What is expected | For each line below that contains the string "JSON", copy that line.

[[ Dataset entries, beginning ]]

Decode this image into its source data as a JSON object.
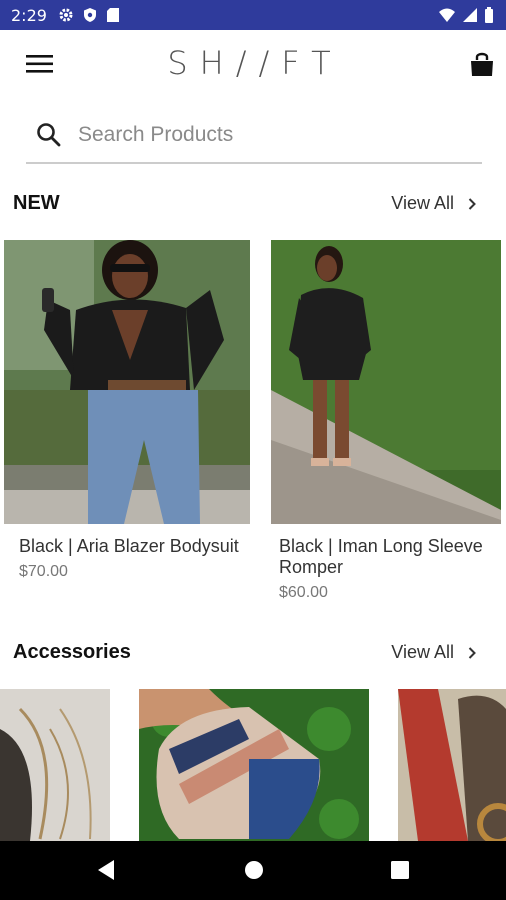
{
  "status_bar": {
    "time": "2:29",
    "left_icons": [
      "gear-icon",
      "shield-icon",
      "sd-card-icon"
    ],
    "right_icons": [
      "wifi-icon",
      "signal-icon",
      "battery-icon"
    ],
    "background": "#2f3b9c"
  },
  "app_bar": {
    "logo": "SH//FT",
    "menu_icon": "hamburger-menu-icon",
    "cart_icon": "shopping-bag-icon"
  },
  "search": {
    "placeholder": "Search Products",
    "value": ""
  },
  "sections": {
    "new": {
      "title": "NEW",
      "view_all": "View All",
      "products": [
        {
          "name": "Black | Aria Blazer Bodysuit",
          "price": "$70.00"
        },
        {
          "name": "Black | Iman Long Sleeve Romper",
          "price": "$60.00"
        }
      ]
    },
    "accessories": {
      "title": "Accessories",
      "view_all": "View All"
    }
  },
  "nav_bar": {
    "buttons": [
      "back-icon",
      "home-icon",
      "recents-icon"
    ]
  }
}
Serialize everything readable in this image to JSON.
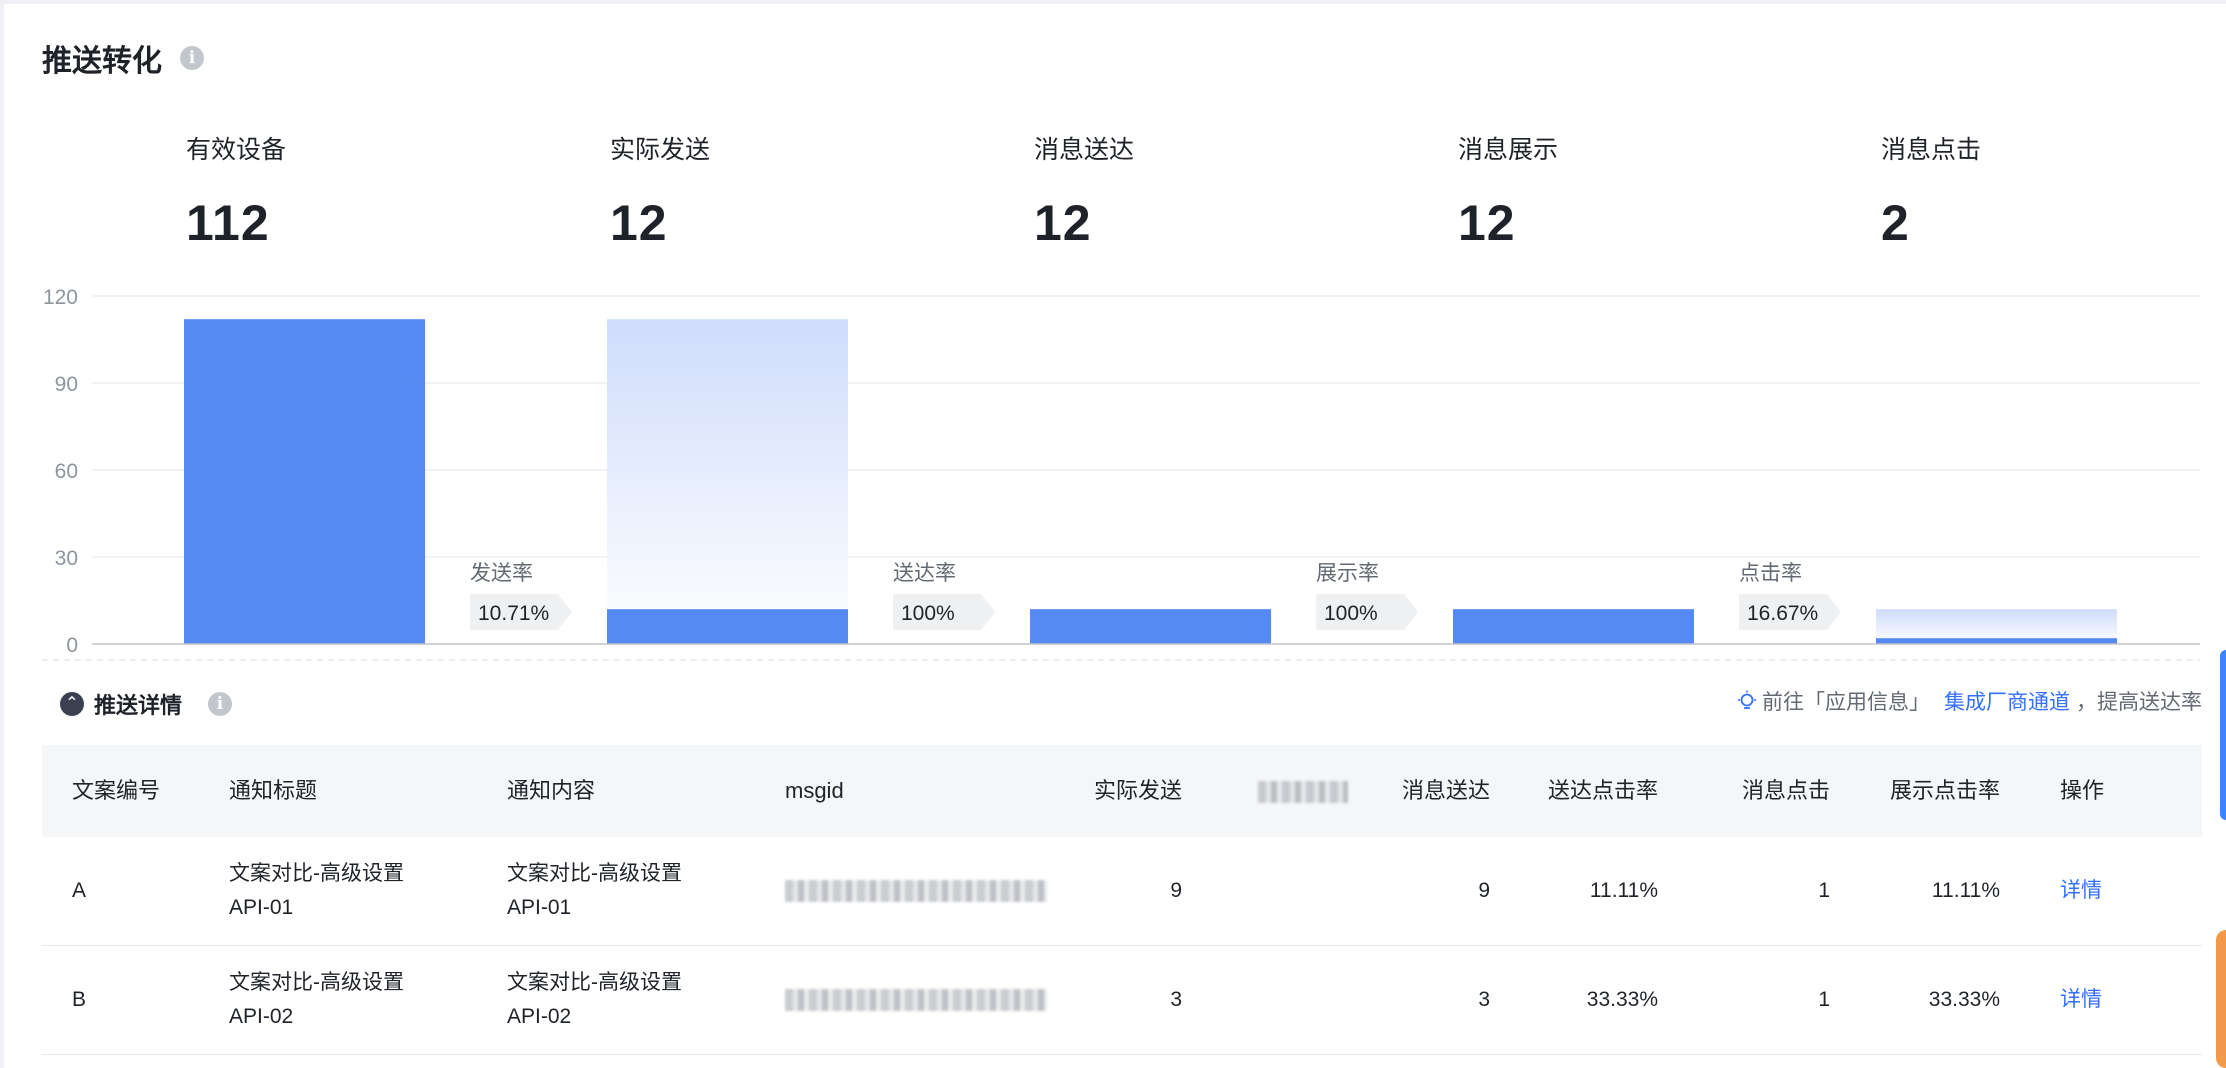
{
  "page": {
    "title": "推送转化"
  },
  "metrics": [
    {
      "label": "有效设备",
      "value": "112"
    },
    {
      "label": "实际发送",
      "value": "12"
    },
    {
      "label": "消息送达",
      "value": "12"
    },
    {
      "label": "消息展示",
      "value": "12"
    },
    {
      "label": "消息点击",
      "value": "2"
    }
  ],
  "chart_data": {
    "type": "bar",
    "categories": [
      "有效设备",
      "实际发送",
      "消息送达",
      "消息展示",
      "消息点击"
    ],
    "values": [
      112,
      12,
      12,
      12,
      2
    ],
    "ylim": [
      0,
      120
    ],
    "yticks": [
      "0",
      "30",
      "60",
      "90",
      "120"
    ],
    "grid": true,
    "conversion_rates": [
      {
        "label": "发送率",
        "value": "10.71%"
      },
      {
        "label": "送达率",
        "value": "100%"
      },
      {
        "label": "展示率",
        "value": "100%"
      },
      {
        "label": "点击率",
        "value": "16.67%"
      }
    ],
    "colors": {
      "bar": "#5589f4",
      "ghost": "#d4e1fc",
      "axis": "#c0c4cc",
      "grid": "#eceef1",
      "tick": "#8f959e",
      "tag_bg": "#eff0f2"
    }
  },
  "details": {
    "title": "推送详情",
    "tip_prefix": "前往「应用信息」",
    "tip_link": "集成厂商通道",
    "tip_suffix": "，提高送达率"
  },
  "table": {
    "headers": [
      "文案编号",
      "通知标题",
      "通知内容",
      "msgid",
      "实际发送",
      "",
      "消息送达",
      "送达点击率",
      "消息点击",
      "展示点击率",
      "操作"
    ],
    "rows": [
      {
        "id": "A",
        "title_line1": "文案对比-高级设置",
        "title_line2": "API-01",
        "content_line1": "文案对比-高级设置",
        "content_line2": "API-01",
        "sent": "9",
        "delivered": "9",
        "deliver_click_rate": "11.11%",
        "clicks": "1",
        "show_click_rate": "11.11%",
        "action": "详情"
      },
      {
        "id": "B",
        "title_line1": "文案对比-高级设置",
        "title_line2": "API-02",
        "content_line1": "文案对比-高级设置",
        "content_line2": "API-02",
        "sent": "3",
        "delivered": "3",
        "deliver_click_rate": "33.33%",
        "clicks": "1",
        "show_click_rate": "33.33%",
        "action": "详情"
      }
    ]
  }
}
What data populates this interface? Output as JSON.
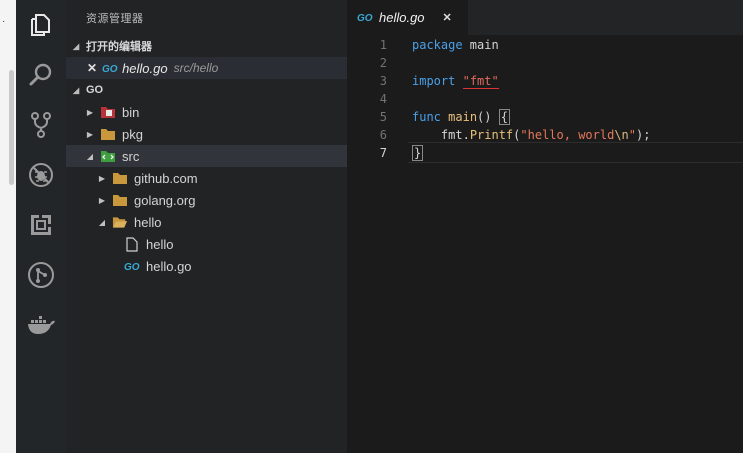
{
  "left_strip": {
    "dot": "·"
  },
  "activity_bar": {
    "icons": [
      "files-icon",
      "search-icon",
      "source-control-icon",
      "debug-icon",
      "extensions-icon",
      "git-graph-icon",
      "docker-icon"
    ]
  },
  "sidebar": {
    "title": "资源管理器",
    "open_editors": {
      "header": "打开的编辑器",
      "items": [
        {
          "close": "✕",
          "name": "hello.go",
          "path": "src/hello"
        }
      ]
    },
    "workspace": {
      "header": "GO",
      "tree": [
        {
          "label": "bin",
          "twisty": "▶",
          "icon": "bin-folder-icon"
        },
        {
          "label": "pkg",
          "twisty": "▶",
          "icon": "folder-icon"
        },
        {
          "label": "src",
          "twisty": "◢",
          "icon": "src-folder-icon"
        },
        {
          "label": "github.com",
          "twisty": "▶",
          "icon": "folder-icon"
        },
        {
          "label": "golang.org",
          "twisty": "▶",
          "icon": "folder-icon"
        },
        {
          "label": "hello",
          "twisty": "◢",
          "icon": "folder-open-icon"
        },
        {
          "label": "hello",
          "twisty": "",
          "icon": "file-icon"
        },
        {
          "label": "hello.go",
          "twisty": "",
          "icon": "go-file-icon"
        }
      ]
    }
  },
  "editor": {
    "tab": {
      "name": "hello.go",
      "close": "✕"
    },
    "line_numbers": [
      "1",
      "2",
      "3",
      "4",
      "5",
      "6",
      "7"
    ],
    "lines": [
      {
        "kw": "package",
        "rest": " main"
      },
      {},
      {
        "kw": "import",
        "sp": " ",
        "str": "\"fmt\""
      },
      {},
      {
        "kw": "func",
        "sp": " ",
        "fn": "main",
        "rest": "() ",
        "brace": "{"
      },
      {
        "indent": "    ",
        "obj": "fmt.",
        "fn": "Printf",
        "open": "(",
        "str": "\"hello, world",
        "esc": "\\n",
        "str2": "\"",
        "close": ");"
      },
      {
        "brace": "}"
      }
    ]
  },
  "colors": {
    "keyword": "#4aa0e8",
    "string": "#e3785a",
    "function": "#e8c07a",
    "go_blue": "#3aa9d4"
  }
}
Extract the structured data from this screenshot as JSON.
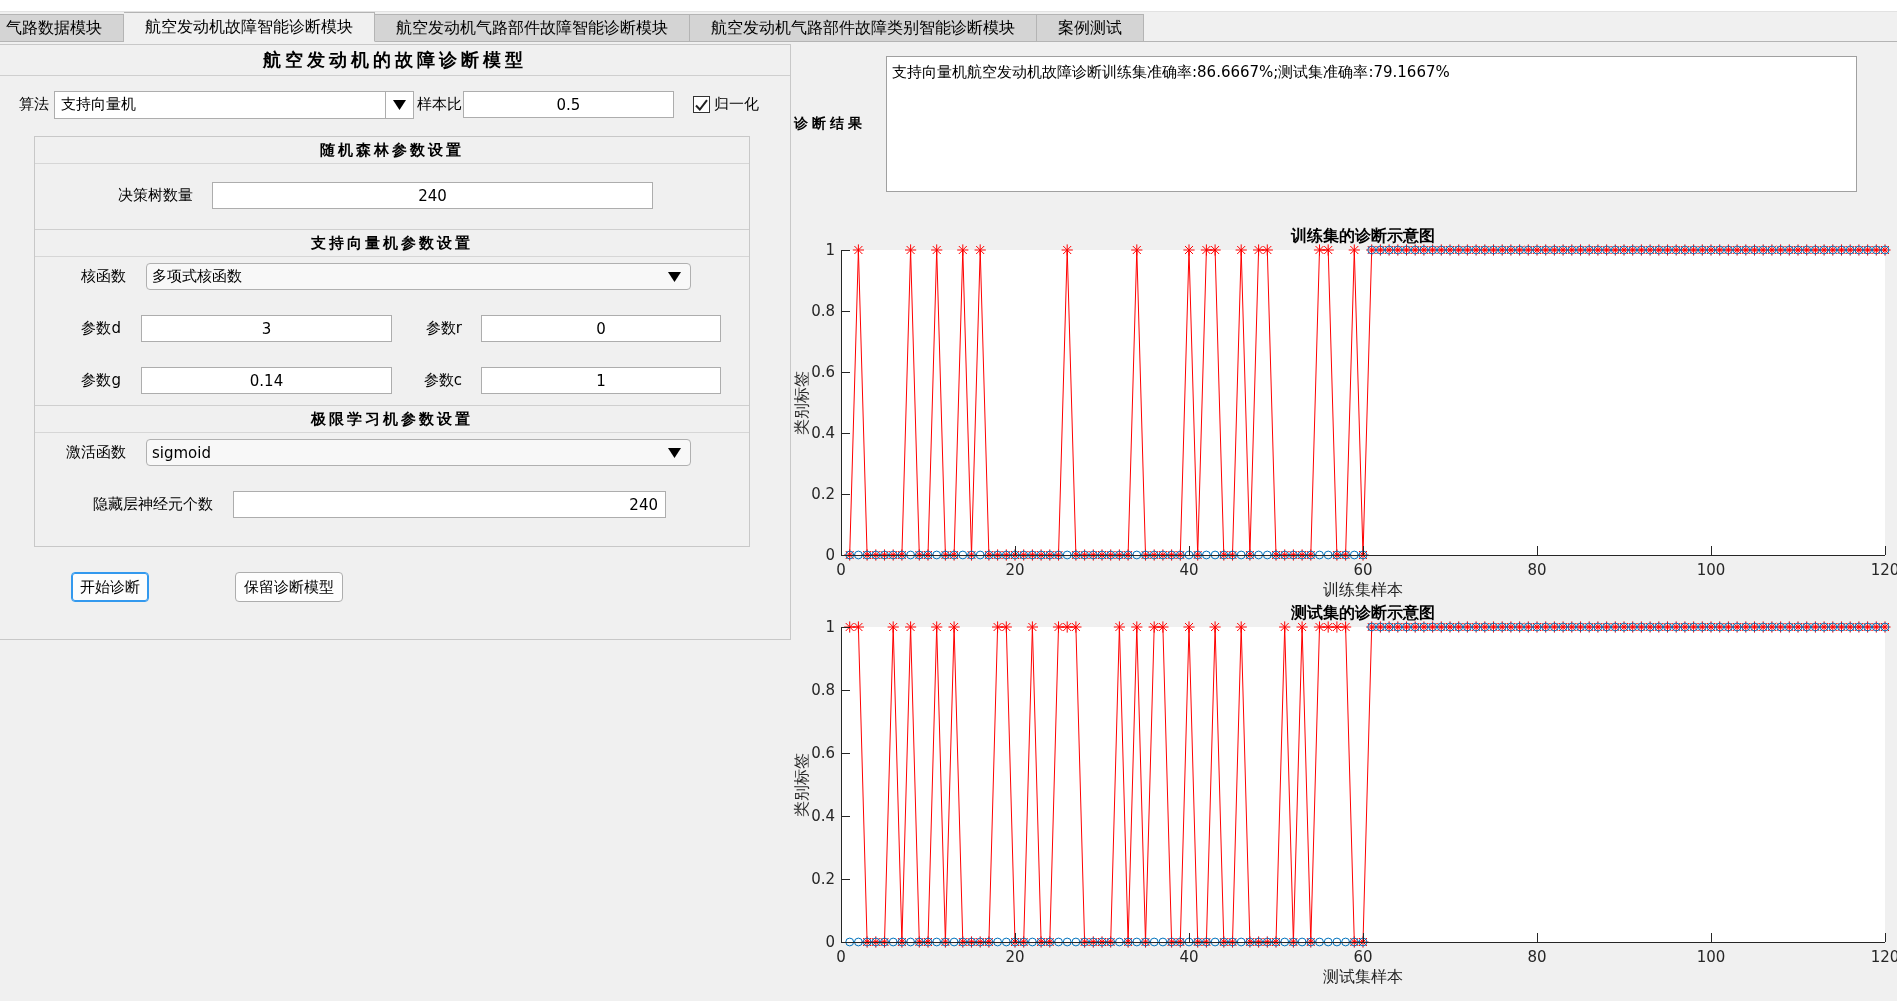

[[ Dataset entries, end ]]

Result of the exercise |
Decode this image into its source data as a JSON object.
Serialize everything readable in this image to JSON.
What data populates this interface? Output as JSON.
Extract the structured data from this screenshot as JSON.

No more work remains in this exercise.